Governor of the Central Bank of Egypt (CBE) Tarek Amer said that the first tranche of the International Monetary Fund (IMF) loan was added to the bank’s foreign currency reserves, and it has not been used in the payment of any foreign debts so far.
The total value of foreign exchange reserves reached $24.3bn by the end of December 2016, with an increase of $1.2bn compared to November.
In November and December, Egypt had received the first tranche of the IMF loan estimated at $2.75bn, as well as $2.7bn from China within an agreement to swap currency between the two countries, in addition to $2bn of international bonds issued by the government in the Irish stock market.

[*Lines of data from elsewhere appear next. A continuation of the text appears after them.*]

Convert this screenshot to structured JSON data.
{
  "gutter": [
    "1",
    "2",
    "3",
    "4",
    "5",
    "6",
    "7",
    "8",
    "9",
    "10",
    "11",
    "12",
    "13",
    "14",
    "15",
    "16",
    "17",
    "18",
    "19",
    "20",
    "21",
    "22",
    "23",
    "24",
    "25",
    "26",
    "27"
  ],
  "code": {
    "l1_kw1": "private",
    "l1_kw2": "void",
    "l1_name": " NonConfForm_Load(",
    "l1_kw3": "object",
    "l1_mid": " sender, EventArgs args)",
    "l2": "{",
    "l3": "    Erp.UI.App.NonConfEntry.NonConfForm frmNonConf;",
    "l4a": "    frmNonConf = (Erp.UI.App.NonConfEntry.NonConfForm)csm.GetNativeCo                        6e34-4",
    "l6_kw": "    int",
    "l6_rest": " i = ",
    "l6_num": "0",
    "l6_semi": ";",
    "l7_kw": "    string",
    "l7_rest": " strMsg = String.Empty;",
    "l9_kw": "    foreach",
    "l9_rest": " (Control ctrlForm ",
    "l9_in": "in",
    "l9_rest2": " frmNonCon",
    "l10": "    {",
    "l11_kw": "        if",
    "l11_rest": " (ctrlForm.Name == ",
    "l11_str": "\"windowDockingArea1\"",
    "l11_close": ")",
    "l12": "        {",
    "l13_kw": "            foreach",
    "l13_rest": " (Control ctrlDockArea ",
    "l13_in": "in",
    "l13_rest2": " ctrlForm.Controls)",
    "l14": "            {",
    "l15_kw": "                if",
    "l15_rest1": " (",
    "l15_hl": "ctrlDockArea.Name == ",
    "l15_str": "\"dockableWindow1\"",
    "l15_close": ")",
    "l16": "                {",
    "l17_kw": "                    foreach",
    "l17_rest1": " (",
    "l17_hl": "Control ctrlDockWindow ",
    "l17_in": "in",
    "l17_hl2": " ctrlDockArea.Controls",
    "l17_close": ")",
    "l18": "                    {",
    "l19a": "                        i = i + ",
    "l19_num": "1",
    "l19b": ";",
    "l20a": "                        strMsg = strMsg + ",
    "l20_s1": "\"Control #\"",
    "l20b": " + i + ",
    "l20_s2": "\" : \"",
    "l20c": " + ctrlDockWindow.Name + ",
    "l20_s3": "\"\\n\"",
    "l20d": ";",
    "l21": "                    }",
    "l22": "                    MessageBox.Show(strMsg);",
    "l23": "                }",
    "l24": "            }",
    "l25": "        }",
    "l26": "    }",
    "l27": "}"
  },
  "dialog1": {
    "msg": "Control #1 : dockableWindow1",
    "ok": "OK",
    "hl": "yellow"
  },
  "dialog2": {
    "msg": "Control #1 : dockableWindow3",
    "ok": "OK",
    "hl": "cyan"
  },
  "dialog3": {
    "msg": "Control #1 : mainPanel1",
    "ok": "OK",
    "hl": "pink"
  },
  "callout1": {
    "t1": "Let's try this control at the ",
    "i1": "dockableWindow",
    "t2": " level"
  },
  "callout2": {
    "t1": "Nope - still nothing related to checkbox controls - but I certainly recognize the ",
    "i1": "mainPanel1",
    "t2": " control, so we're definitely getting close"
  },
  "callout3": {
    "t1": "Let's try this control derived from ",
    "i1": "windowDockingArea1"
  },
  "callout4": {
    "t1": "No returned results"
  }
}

Egypt had had about $36bn of foreign exchange reserves before the 25 Janaury Revolution that toppled former president Hosni Mubarak.

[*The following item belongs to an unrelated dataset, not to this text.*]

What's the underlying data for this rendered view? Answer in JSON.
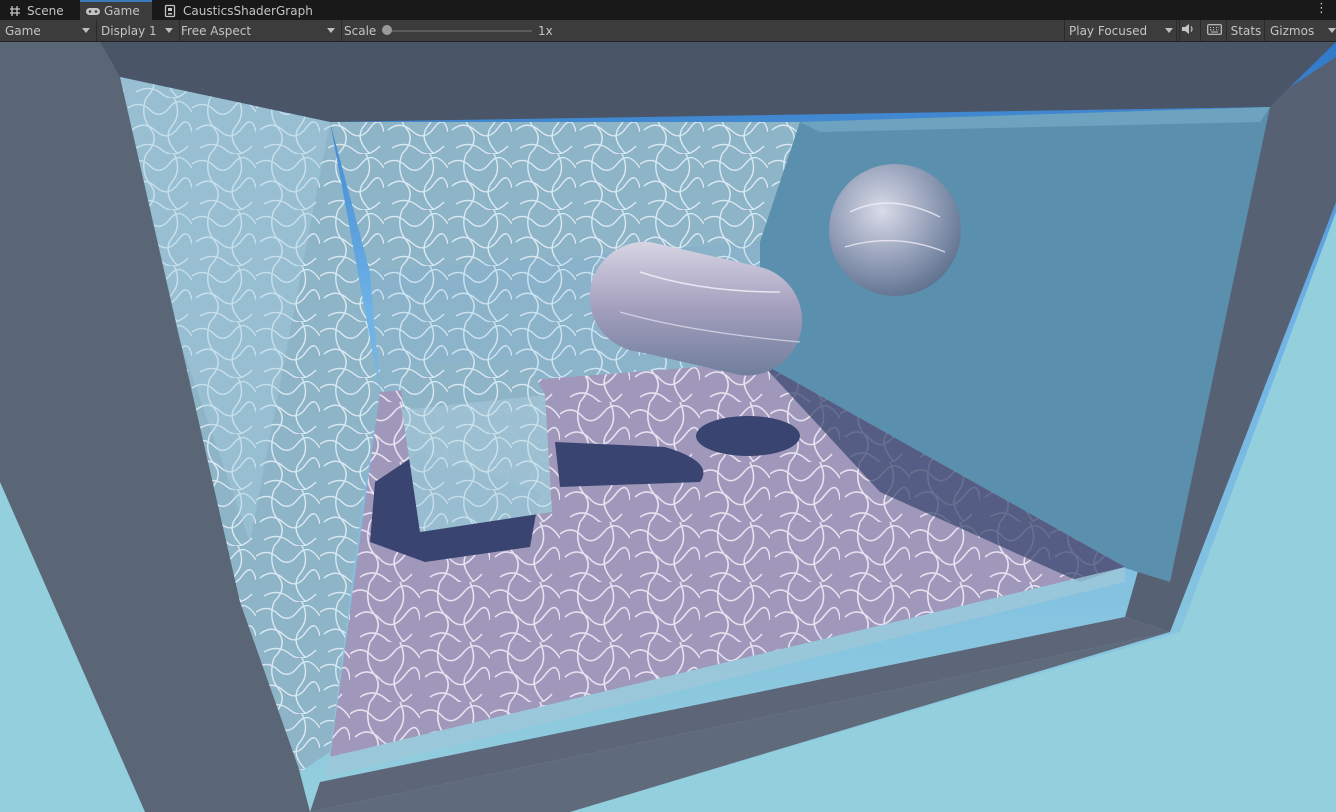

The IMF has announced that Egypt received the first tranche of the agreed loan in mid-November, amounting to $2.75bn.
Amer said, during a meeting of the parliament’s Economic Committee, that the total imports in 2016 amounted to $76bn, while exports reached $19bn.

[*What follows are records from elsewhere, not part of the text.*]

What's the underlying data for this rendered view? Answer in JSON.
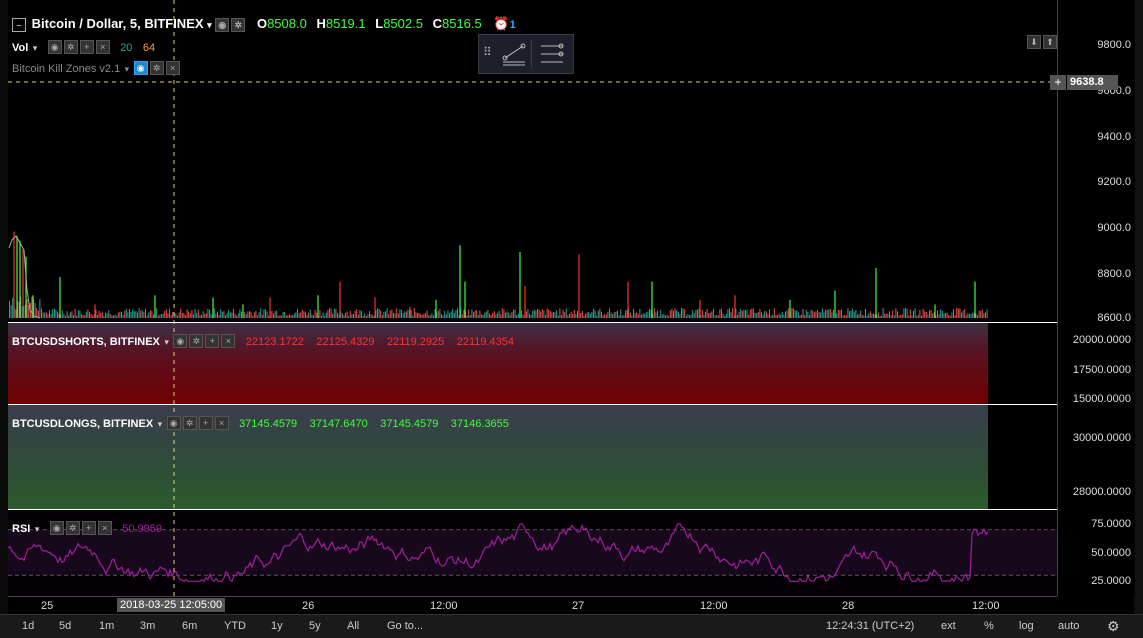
{
  "header": {
    "symbol": "Bitcoin / Dollar, 5, BITFINEX",
    "open_label": "O",
    "open": "8508.0",
    "high_label": "H",
    "high": "8519.1",
    "low_label": "L",
    "low": "8502.5",
    "close_label": "C",
    "close": "8516.5",
    "alerts_count": "1"
  },
  "indicators": {
    "vol_label": "Vol",
    "vol_a": "20",
    "vol_b": "64",
    "killzones_label": "Bitcoin Kill Zones v2.1"
  },
  "price_axis": {
    "ticks": [
      "9800.0",
      "9600.0",
      "9400.0",
      "9200.0",
      "9000.0",
      "8800.0",
      "8600.0"
    ],
    "crosshair_price": "9638.8"
  },
  "shorts": {
    "label": "BTCUSDSHORTS, BITFINEX",
    "values": [
      "22123.1722",
      "22125.4329",
      "22119.2925",
      "22119.4354"
    ],
    "ticks": [
      "20000.0000",
      "17500.0000",
      "15000.0000"
    ]
  },
  "longs": {
    "label": "BTCUSDLONGS, BITFINEX",
    "values": [
      "37145.4579",
      "37147.6470",
      "37145.4579",
      "37146.3655"
    ],
    "ticks": [
      "30000.0000",
      "28000.0000"
    ]
  },
  "rsi": {
    "label": "RSI",
    "value": "50.9959",
    "ticks": [
      "75.0000",
      "50.0000",
      "25.0000"
    ]
  },
  "time_axis": {
    "ticks": [
      "25",
      "26",
      "12:00",
      "27",
      "12:00",
      "28",
      "12:00"
    ],
    "crosshair_time": "2018-03-25 12:05:00"
  },
  "bottom_bar": {
    "ranges": [
      "1d",
      "5d",
      "1m",
      "3m",
      "6m",
      "YTD",
      "1y",
      "5y",
      "All"
    ],
    "goto": "Go to...",
    "clock": "12:24:31 (UTC+2)",
    "ext": "ext",
    "pct": "%",
    "log": "log",
    "auto": "auto"
  },
  "colors": {
    "up": "#26a69a",
    "down": "#ef5350",
    "bright_green": "#3dff3d",
    "bright_red": "#ff3030",
    "rsi": "#b000b0",
    "crosshair": "#d9d27a"
  }
}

Parliamentary sources reported that Amer said that the imports volume is still large compared to the Egyptian export volume in the current period. Maize imports amounted to $1.7bn and beans imports amounted to $500m, which means that there is a need to develop the Egyptian agricultural sector to meet the consumers’ demand.
The IMF revealed on Wednesday the full details of Egypt’s economic reform programme for which the country obtained a loan of $12bn in three tranches. The details included the reduction of fuel subsidies by about 41% during the next fiscal year.